When New York Times columnist David Brooks pondered why the Republican Party was in such bad shape recently, he came to the conclusion that a majority of Americans simply no longer support traditional conservatism.
Where one might have found any conservatism for the last decade is beyond me. But make no mistake — voters did not reject traditional conservatism on Nov. 4; they rejected George W. Bush. And the Republican Party is a wreck today because it faithfully rode shotgun with a president fueled by neoconservative ideology, who drove his party into ditch after ditch — while men like Brooks shouted directions from the backseat.

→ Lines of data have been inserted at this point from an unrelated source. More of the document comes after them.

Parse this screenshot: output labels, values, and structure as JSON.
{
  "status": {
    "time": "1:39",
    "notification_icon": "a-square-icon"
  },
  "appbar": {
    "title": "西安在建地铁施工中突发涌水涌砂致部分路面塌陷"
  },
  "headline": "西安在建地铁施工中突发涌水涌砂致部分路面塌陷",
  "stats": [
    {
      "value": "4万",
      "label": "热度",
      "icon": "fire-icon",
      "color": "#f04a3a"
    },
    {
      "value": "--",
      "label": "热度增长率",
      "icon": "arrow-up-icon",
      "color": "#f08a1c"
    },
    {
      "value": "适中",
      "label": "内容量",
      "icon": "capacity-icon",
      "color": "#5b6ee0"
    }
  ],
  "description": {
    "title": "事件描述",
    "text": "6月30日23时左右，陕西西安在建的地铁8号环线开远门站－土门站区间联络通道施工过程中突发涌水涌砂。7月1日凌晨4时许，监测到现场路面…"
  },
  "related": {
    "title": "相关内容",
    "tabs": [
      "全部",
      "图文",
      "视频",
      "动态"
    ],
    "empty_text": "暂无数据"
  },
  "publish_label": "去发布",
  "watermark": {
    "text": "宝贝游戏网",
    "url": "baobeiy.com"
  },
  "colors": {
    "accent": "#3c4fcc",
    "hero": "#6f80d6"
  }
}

By calling talk host Sean Hannity and think tanks like the Heritage Foundation representatives of traditional conservatism, it is clear that Brooks has spent too much time in Washington, D.C. and New York City, and he's become completely divorced from reality. Exactly where in the last eight years did Hannity or Heritage ever depart from, criticize, or reject the big-government, socialistic, world's-policeman radicalism that defined the Bush administration?

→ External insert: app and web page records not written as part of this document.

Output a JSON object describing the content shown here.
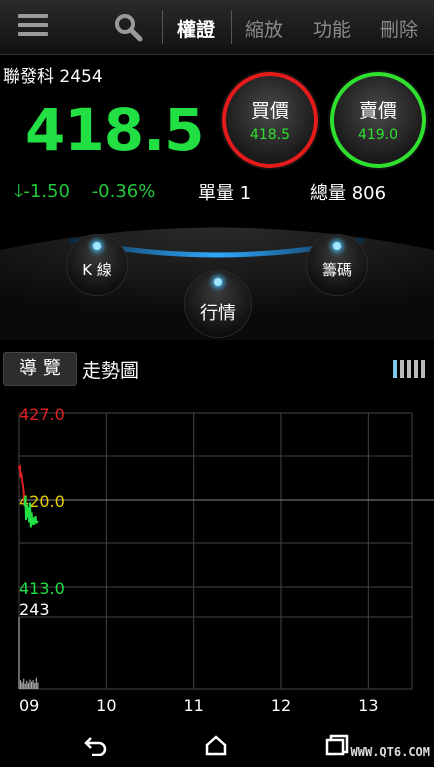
{
  "topbar": {
    "tabs": [
      {
        "label": "權證",
        "active": true
      },
      {
        "label": "縮放",
        "active": false
      },
      {
        "label": "功能",
        "active": false
      },
      {
        "label": "刪除",
        "active": false
      }
    ]
  },
  "quote": {
    "stock_name": "聯發科 2454",
    "price": "418.5",
    "change": "-1.50",
    "change_pct": "-0.36%",
    "single_volume": "單量 1",
    "total_volume": "總量 806",
    "price_color": "#22e044",
    "down_color": "#22c83c"
  },
  "buy": {
    "label": "買價",
    "value": "418.5",
    "ring_color": "#e31b1b"
  },
  "sell": {
    "label": "賣價",
    "value": "419.0",
    "ring_color": "#2fe02f"
  },
  "dial": {
    "kline": "K 線",
    "chips": "籌碼",
    "market": "行情"
  },
  "section": {
    "guide_label": "導 覽",
    "chart_title": "走勢圖"
  },
  "chart_data": {
    "type": "line",
    "x_ticks": [
      "09",
      "10",
      "11",
      "12",
      "13"
    ],
    "price_ticks": [
      {
        "label": "427.0",
        "value": 427.0,
        "color": "#e02020"
      },
      {
        "label": "420.0",
        "value": 420.0,
        "color": "#e8d000"
      },
      {
        "label": "413.0",
        "value": 413.0,
        "color": "#22e044"
      }
    ],
    "ylim": [
      413.0,
      427.0
    ],
    "reference_price": 420.0,
    "volume_max_label": "243",
    "price_series": [
      {
        "t": 0.0,
        "v": 422.5
      },
      {
        "t": 0.02,
        "v": 422.8
      },
      {
        "t": 0.04,
        "v": 421.8
      },
      {
        "t": 0.06,
        "v": 422.2
      },
      {
        "t": 0.08,
        "v": 421.5
      },
      {
        "t": 0.1,
        "v": 421.2
      },
      {
        "t": 0.12,
        "v": 420.6
      },
      {
        "t": 0.14,
        "v": 419.5
      },
      {
        "t": 0.16,
        "v": 420.3
      },
      {
        "t": 0.18,
        "v": 418.4
      },
      {
        "t": 0.2,
        "v": 419.6
      },
      {
        "t": 0.22,
        "v": 418.6
      },
      {
        "t": 0.24,
        "v": 419.4
      },
      {
        "t": 0.26,
        "v": 418.2
      },
      {
        "t": 0.28,
        "v": 419.8
      },
      {
        "t": 0.3,
        "v": 417.8
      },
      {
        "t": 0.32,
        "v": 419.0
      },
      {
        "t": 0.34,
        "v": 418.0
      },
      {
        "t": 0.36,
        "v": 418.6
      },
      {
        "t": 0.38,
        "v": 418.0
      },
      {
        "t": 0.4,
        "v": 418.4
      },
      {
        "t": 0.42,
        "v": 418.7
      },
      {
        "t": 0.44,
        "v": 418.1
      },
      {
        "t": 0.46,
        "v": 418.3
      },
      {
        "t": 0.48,
        "v": 418.2
      }
    ],
    "volume_series": [
      {
        "t": 0.0,
        "v": 243
      },
      {
        "t": 0.04,
        "v": 30
      },
      {
        "t": 0.08,
        "v": 22
      },
      {
        "t": 0.12,
        "v": 35
      },
      {
        "t": 0.16,
        "v": 18
      },
      {
        "t": 0.2,
        "v": 28
      },
      {
        "t": 0.24,
        "v": 20
      },
      {
        "t": 0.28,
        "v": 32
      },
      {
        "t": 0.32,
        "v": 25
      },
      {
        "t": 0.36,
        "v": 30
      },
      {
        "t": 0.4,
        "v": 20
      },
      {
        "t": 0.44,
        "v": 38
      },
      {
        "t": 0.48,
        "v": 22
      }
    ]
  },
  "navbar": {
    "back": "back-icon",
    "home": "home-icon",
    "recent": "recent-apps-icon"
  },
  "watermark": "WWW.QT6.COM"
}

Writes befuddled conservative Paul Gottfried, "How could any adult believe that the advocates of global democratic revolution massed in Beltline think tanks [and] the loudmouth GOP-shill Hannity ... are 'traditionalists'?"
Gottfried is right. The only difference between Brooks and Hannity is that while the opinions of Brooks and his friends helped influence and subsequently wreck the Bush administration, the opinions of Hannity and his friends on talk radio were simply regurgitations of Bush policy, which they dutifully sold to the Republican base and which also subsequently wrecked the party.
So where does Brooks believe the Republican Party should go from here? Brooks writes, "The reformers tend to believe that American voters will not support a party whose main idea is slashing government. They tend to take global warming seriously... Conservatives have to appeal more to Hispanics, independents, and younger voters. They cannot continue to insult the sensibilities of the educated class and the entire East and West Coasts." Not surprisingly, Brooks includes himself amongst the group he calls "the reformers."
Is Brooks saying that tending to big government and global warming, serving up amnesty, ignoring the South and the Midwest, and adoring Manhattan and the Beltway should now guide the Republican Party? How, in God's name, is any of this conservative? And more mind-boggling, how does this vision differ from Bush's example or John McCain's platform?
For eight years Brooks and his neoconservative friends have been wrong about everything — our prospects in Iraq, illegal immigration, disastrous trade policies, the need to bail out Wall Street. When a football coach like Clemson's Tommy Bowden makes too many miscalculations, he gets fired. When Brooks and his friends, the so-called "reformers" at The Weekly Standard, The New York Times, and National Review make too many miscalculations, they get promotions — and expect others to take their advice.
If Brooks and his friends have consistently despised true conservatism in practice, then it might be worth judging the track record of the true conservatives they have despised in person. In 1996, Pat Buchanan ran for president believing that America's habit of trying to be the world's policeman and unfair trade deals like NAFTA would make us less safe, less powerful, and bankrupt. Buchanan was also one of the first to sound the alarm on illegal immigration. Denounced as an "isolationist" and a "racist" by men like Brooks and his friends, virtually everything Buchanan predicted came true.
Like Buchanan, this year Congressman Ron Paul ran for president warning that America's interventionist foreign policy, illegal immigration, and unfair trade deals would reduce national security and increase the deficit. Paul was also one of the first to sound the alarm that a weak dollar and reckless spending would collapse markets. Paul was called an "isolationist" and a "kook" in columns written by men like Brooks and his friends. Brooks' fellow "reformer," neoconservative David Frum, said Paul was a "disturbing personality." And yet like Buchanan, and quite unlike Brooks and Frum, virtually everything Paul predicted continues to come to fruition.
If Brooks now believes that in order to attract independent, young, and urban voters, the GOP should become even more liberal than Bush or McCain, he should remember that the only Republican this year who really excited independent, young and urban voters — from across the political spectrum — was also the most conservative man running for president. Voters never rejected conservatism. The Republican Party did.
And now we are supposed to reject conservatism even more, based on the same advice given by the same advisors, who have left the GOP in the gutter? I think not.
The dinosaur in question is not conservatism — but the Bush Republican. Genuine conservatives can take comfort in the fact that tools like Sean Hannity and go-along-to-get-along groups like the Heritage Foundation will continue to say whatever the Republican Party tells them to. The real danger is whether miserably-wrong men like David Brooks and his friends will continue to have any say in the future of the GOP.
Catch Southern Avenger commentaries every Tuesday and Friday at 7:50 a.m. on the "Morning Buzz with Richard Todd" on 1250 AM WTMA.